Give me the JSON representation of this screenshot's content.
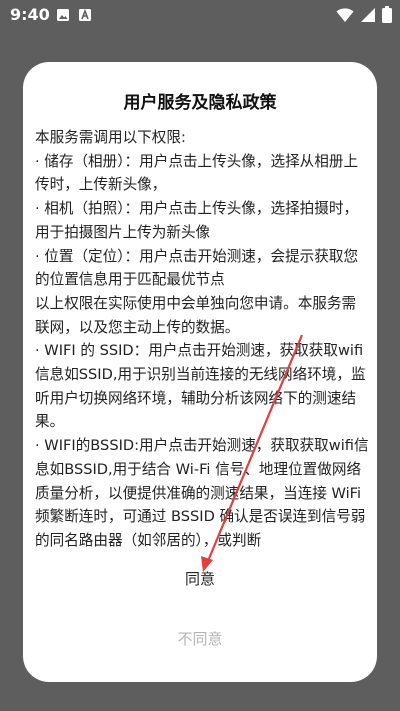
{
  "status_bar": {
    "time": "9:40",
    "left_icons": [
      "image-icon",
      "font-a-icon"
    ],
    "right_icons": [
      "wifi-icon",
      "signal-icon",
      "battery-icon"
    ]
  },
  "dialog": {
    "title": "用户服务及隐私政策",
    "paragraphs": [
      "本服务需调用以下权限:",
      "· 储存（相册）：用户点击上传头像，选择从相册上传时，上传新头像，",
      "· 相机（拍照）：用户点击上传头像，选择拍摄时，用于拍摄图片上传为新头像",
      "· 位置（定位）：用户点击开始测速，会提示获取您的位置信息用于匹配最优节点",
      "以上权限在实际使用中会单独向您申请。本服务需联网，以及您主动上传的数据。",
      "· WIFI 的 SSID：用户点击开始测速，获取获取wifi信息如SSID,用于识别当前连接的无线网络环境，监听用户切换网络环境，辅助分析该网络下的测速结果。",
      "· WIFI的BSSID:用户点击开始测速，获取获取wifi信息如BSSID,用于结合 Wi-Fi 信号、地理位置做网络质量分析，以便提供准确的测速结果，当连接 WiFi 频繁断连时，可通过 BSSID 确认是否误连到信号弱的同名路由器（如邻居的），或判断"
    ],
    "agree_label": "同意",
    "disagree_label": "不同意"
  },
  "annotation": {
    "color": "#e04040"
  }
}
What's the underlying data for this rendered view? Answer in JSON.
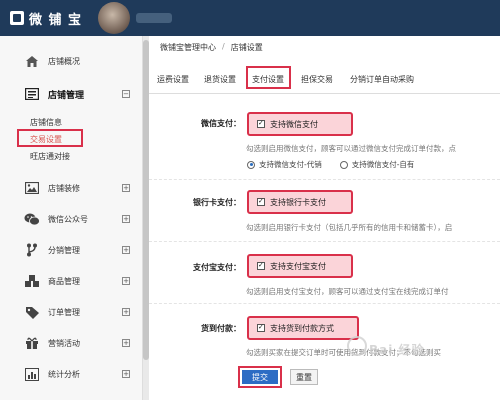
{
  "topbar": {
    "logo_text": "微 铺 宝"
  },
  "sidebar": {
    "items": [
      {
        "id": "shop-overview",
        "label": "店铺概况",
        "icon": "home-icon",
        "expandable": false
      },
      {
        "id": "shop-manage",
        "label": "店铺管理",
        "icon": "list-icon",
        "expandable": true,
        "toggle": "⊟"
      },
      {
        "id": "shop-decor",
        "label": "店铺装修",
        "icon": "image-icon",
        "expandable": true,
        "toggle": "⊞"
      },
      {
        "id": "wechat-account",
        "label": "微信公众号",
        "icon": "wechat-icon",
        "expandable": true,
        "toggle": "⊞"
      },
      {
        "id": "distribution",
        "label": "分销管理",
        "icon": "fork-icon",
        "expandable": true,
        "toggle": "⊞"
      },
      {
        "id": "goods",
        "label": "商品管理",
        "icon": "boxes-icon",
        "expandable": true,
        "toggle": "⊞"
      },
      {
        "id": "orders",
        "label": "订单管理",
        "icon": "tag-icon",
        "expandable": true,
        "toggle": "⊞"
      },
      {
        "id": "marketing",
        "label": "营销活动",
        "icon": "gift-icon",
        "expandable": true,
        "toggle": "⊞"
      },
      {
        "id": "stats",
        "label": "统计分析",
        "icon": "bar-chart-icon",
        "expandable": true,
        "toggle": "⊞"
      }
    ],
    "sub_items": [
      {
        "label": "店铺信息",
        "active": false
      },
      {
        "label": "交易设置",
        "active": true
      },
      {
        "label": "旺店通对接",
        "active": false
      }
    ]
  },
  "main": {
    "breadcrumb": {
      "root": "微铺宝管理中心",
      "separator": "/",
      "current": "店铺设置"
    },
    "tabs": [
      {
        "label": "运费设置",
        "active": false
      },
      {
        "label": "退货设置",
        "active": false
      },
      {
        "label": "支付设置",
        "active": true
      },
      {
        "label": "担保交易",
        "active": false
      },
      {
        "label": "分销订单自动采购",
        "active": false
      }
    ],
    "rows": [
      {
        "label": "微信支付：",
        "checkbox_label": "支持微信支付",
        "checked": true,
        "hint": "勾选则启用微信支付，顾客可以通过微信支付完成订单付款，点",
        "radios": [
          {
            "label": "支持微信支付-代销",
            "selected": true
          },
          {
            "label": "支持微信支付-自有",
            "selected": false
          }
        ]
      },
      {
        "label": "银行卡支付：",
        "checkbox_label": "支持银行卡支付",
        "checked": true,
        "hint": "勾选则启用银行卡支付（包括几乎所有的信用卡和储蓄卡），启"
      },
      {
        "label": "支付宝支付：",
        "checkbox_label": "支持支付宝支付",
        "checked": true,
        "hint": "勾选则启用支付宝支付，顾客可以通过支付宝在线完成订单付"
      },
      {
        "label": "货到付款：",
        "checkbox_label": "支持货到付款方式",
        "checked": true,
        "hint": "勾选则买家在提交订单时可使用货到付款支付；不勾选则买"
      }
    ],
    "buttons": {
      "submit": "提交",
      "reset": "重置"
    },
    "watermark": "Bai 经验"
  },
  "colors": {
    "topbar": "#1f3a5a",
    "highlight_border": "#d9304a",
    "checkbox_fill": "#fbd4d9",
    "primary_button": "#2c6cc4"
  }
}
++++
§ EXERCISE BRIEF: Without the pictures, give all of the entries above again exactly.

§ WRITTEN SOLUTION:
Give me the JSON representation of this screenshot's content.
{
  "status_bar": {
    "time": "9:40",
    "left_icons": [
      "image-icon",
      "font-a-icon"
    ],
    "right_icons": [
      "wifi-icon",
      "signal-icon",
      "battery-icon"
    ]
  },
  "dialog": {
    "title": "用户服务及隐私政策",
    "paragraphs": [
      "本服务需调用以下权限:",
      "· 储存（相册）：用户点击上传头像，选择从相册上传时，上传新头像，",
      "· 相机（拍照）：用户点击上传头像，选择拍摄时，用于拍摄图片上传为新头像",
      "· 位置（定位）：用户点击开始测速，会提示获取您的位置信息用于匹配最优节点",
      "以上权限在实际使用中会单独向您申请。本服务需联网，以及您主动上传的数据。",
      "· WIFI 的 SSID：用户点击开始测速，获取获取wifi信息如SSID,用于识别当前连接的无线网络环境，监听用户切换网络环境，辅助分析该网络下的测速结果。",
      "· WIFI的BSSID:用户点击开始测速，获取获取wifi信息如BSSID,用于结合 Wi-Fi 信号、地理位置做网络质量分析，以便提供准确的测速结果，当连接 WiFi 频繁断连时，可通过 BSSID 确认是否误连到信号弱的同名路由器（如邻居的），或判断"
    ],
    "agree_label": "同意",
    "disagree_label": "不同意"
  },
  "annotation": {
    "color": "#e04040"
  }
}
What's the underlying data for this rendered view? Answer in JSON.
{
  "topbar": {
    "logo_text": "微 铺 宝"
  },
  "sidebar": {
    "items": [
      {
        "id": "shop-overview",
        "label": "店铺概况",
        "icon": "home-icon",
        "expandable": false
      },
      {
        "id": "shop-manage",
        "label": "店铺管理",
        "icon": "list-icon",
        "expandable": true,
        "toggle": "⊟"
      },
      {
        "id": "shop-decor",
        "label": "店铺装修",
        "icon": "image-icon",
        "expandable": true,
        "toggle": "⊞"
      },
      {
        "id": "wechat-account",
        "label": "微信公众号",
        "icon": "wechat-icon",
        "expandable": true,
        "toggle": "⊞"
      },
      {
        "id": "distribution",
        "label": "分销管理",
        "icon": "fork-icon",
        "expandable": true,
        "toggle": "⊞"
      },
      {
        "id": "goods",
        "label": "商品管理",
        "icon": "boxes-icon",
        "expandable": true,
        "toggle": "⊞"
      },
      {
        "id": "orders",
        "label": "订单管理",
        "icon": "tag-icon",
        "expandable": true,
        "toggle": "⊞"
      },
      {
        "id": "marketing",
        "label": "营销活动",
        "icon": "gift-icon",
        "expandable": true,
        "toggle": "⊞"
      },
      {
        "id": "stats",
        "label": "统计分析",
        "icon": "bar-chart-icon",
        "expandable": true,
        "toggle": "⊞"
      }
    ],
    "sub_items": [
      {
        "label": "店铺信息",
        "active": false
      },
      {
        "label": "交易设置",
        "active": true
      },
      {
        "label": "旺店通对接",
        "active": false
      }
    ]
  },
  "main": {
    "breadcrumb": {
      "root": "微铺宝管理中心",
      "separator": "/",
      "current": "店铺设置"
    },
    "tabs": [
      {
        "label": "运费设置",
        "active": false
      },
      {
        "label": "退货设置",
        "active": false
      },
      {
        "label": "支付设置",
        "active": true
      },
      {
        "label": "担保交易",
        "active": false
      },
      {
        "label": "分销订单自动采购",
        "active": false
      }
    ],
    "rows": [
      {
        "label": "微信支付：",
        "checkbox_label": "支持微信支付",
        "checked": true,
        "hint": "勾选则启用微信支付，顾客可以通过微信支付完成订单付款，点",
        "radios": [
          {
            "label": "支持微信支付-代销",
            "selected": true
          },
          {
            "label": "支持微信支付-自有",
            "selected": false
          }
        ]
      },
      {
        "label": "银行卡支付：",
        "checkbox_label": "支持银行卡支付",
        "checked": true,
        "hint": "勾选则启用银行卡支付（包括几乎所有的信用卡和储蓄卡），启"
      },
      {
        "label": "支付宝支付：",
        "checkbox_label": "支持支付宝支付",
        "checked": true,
        "hint": "勾选则启用支付宝支付，顾客可以通过支付宝在线完成订单付"
      },
      {
        "label": "货到付款：",
        "checkbox_label": "支持货到付款方式",
        "checked": true,
        "hint": "勾选则买家在提交订单时可使用货到付款支付；不勾选则买"
      }
    ],
    "buttons": {
      "submit": "提交",
      "reset": "重置"
    },
    "watermark": "Bai 经验"
  },
  "colors": {
    "topbar": "#1f3a5a",
    "highlight_border": "#d9304a",
    "checkbox_fill": "#fbd4d9",
    "primary_button": "#2c6cc4"
  }
}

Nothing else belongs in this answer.